A novel, selective, and direct synthesis of primary amines from alcohols and ammonia catalyzed by novel Pincer-type Ruthenium complexes.
Amines are widely used in the production of industrially relevant products. Standard commercial methods for synthesis of amines also make use of alcohols and ammonia as reagents, yet require harsh conditions, and result in a mixture of the final products and by-products.
these challenges in amine production along with issues of cost, environment, and energy consumption there is an urgent need for improved methods in the production of amines. The group of Prof.

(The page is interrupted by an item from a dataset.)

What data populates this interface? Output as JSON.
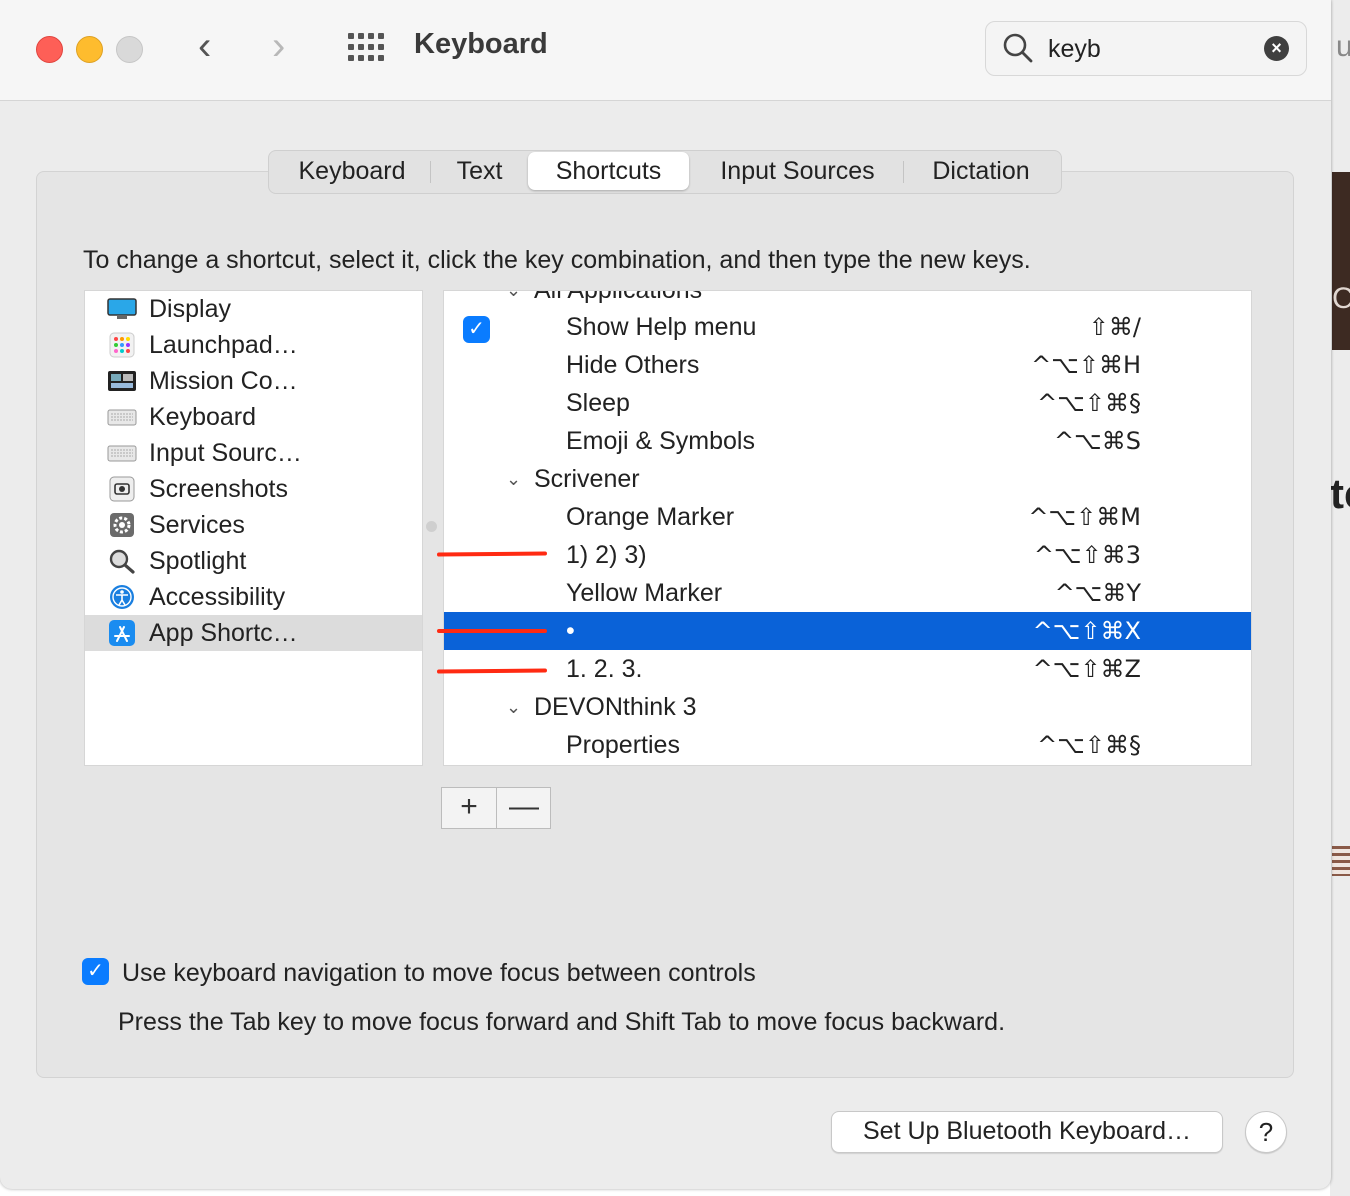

David Milstein at the Weizmann Institute of Science (WIS) have developed a Ruthenium catalyst that facilitates the selective synthesis of primary amines using the customary starting materials (alcohols and ammonia) yet only requiring mild reaction conditions and high selectivity.

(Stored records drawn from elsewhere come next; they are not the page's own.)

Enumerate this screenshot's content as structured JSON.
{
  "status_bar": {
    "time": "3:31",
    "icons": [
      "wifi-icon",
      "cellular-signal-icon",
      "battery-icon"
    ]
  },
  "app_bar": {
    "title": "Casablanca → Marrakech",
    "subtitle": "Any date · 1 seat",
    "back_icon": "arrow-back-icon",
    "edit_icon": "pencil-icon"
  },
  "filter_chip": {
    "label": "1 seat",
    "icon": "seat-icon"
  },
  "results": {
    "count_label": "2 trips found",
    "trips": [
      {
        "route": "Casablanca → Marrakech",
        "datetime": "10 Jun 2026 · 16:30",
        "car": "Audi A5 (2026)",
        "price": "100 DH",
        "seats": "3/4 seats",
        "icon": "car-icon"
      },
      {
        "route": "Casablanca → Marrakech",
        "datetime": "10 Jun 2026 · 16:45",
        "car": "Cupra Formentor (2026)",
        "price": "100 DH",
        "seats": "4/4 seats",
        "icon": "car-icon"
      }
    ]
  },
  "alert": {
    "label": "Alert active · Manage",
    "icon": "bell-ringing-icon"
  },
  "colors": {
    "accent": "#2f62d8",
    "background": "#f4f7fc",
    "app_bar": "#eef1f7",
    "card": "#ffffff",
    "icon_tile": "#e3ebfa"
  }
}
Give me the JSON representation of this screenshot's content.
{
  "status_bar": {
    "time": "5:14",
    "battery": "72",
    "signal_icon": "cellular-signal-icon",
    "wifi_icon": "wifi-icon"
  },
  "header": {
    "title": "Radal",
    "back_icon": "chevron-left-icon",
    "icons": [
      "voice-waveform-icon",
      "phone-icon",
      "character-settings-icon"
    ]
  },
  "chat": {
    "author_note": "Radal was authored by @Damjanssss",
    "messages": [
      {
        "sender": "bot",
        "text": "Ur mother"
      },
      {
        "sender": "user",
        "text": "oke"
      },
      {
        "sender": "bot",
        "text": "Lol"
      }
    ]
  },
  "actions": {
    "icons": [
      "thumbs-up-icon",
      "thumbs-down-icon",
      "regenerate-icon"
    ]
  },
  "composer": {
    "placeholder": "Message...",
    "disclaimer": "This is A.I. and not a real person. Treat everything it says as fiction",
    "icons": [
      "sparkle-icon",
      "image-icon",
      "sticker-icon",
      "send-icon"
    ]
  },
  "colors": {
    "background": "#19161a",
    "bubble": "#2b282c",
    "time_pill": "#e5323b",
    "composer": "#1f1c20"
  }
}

Present production methods of amines require harsh conditions such as high reaction temperatures (over 300oC) and pressures (over 15 atm). These reactions result in a mixture of final products including both primary and secondary amines, as well as alkanes and alkenes byproducts. These byproducts necessitate costly work-up and waste treatment.

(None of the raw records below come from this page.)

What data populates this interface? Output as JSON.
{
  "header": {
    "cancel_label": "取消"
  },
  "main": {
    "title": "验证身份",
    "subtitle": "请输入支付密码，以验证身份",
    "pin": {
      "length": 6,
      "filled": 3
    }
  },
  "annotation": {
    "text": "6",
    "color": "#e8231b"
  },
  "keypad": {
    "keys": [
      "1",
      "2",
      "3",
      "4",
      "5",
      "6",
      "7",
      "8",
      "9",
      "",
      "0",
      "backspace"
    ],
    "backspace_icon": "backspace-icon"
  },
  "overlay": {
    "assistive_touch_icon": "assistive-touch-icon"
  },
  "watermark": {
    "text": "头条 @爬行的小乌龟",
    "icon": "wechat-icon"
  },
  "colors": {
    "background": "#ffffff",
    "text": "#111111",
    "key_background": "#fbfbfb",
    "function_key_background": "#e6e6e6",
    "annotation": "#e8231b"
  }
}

Pincer-type Ruthenium complexes answer the problems of current synthetic methods, as the complexes provide a means to significantly decrease production costs. By enabling single-step and selective synthesis of primary amines from alcohols and ammonia in an environmentally friendly and economically superior manner. This was demonstrated under mild conditions using water as a solvent, and even eliminating the use of a solvent.
- Mild reaction conditions (Low temperatures ~130 °C and atmospheric pressure)
- Single step synthesis
- High product yields
- Water or no solvent required
- No toxic reagents or byproducts
Proof of Concept: Potential demonstrated for both aromatic and aliphatic amines: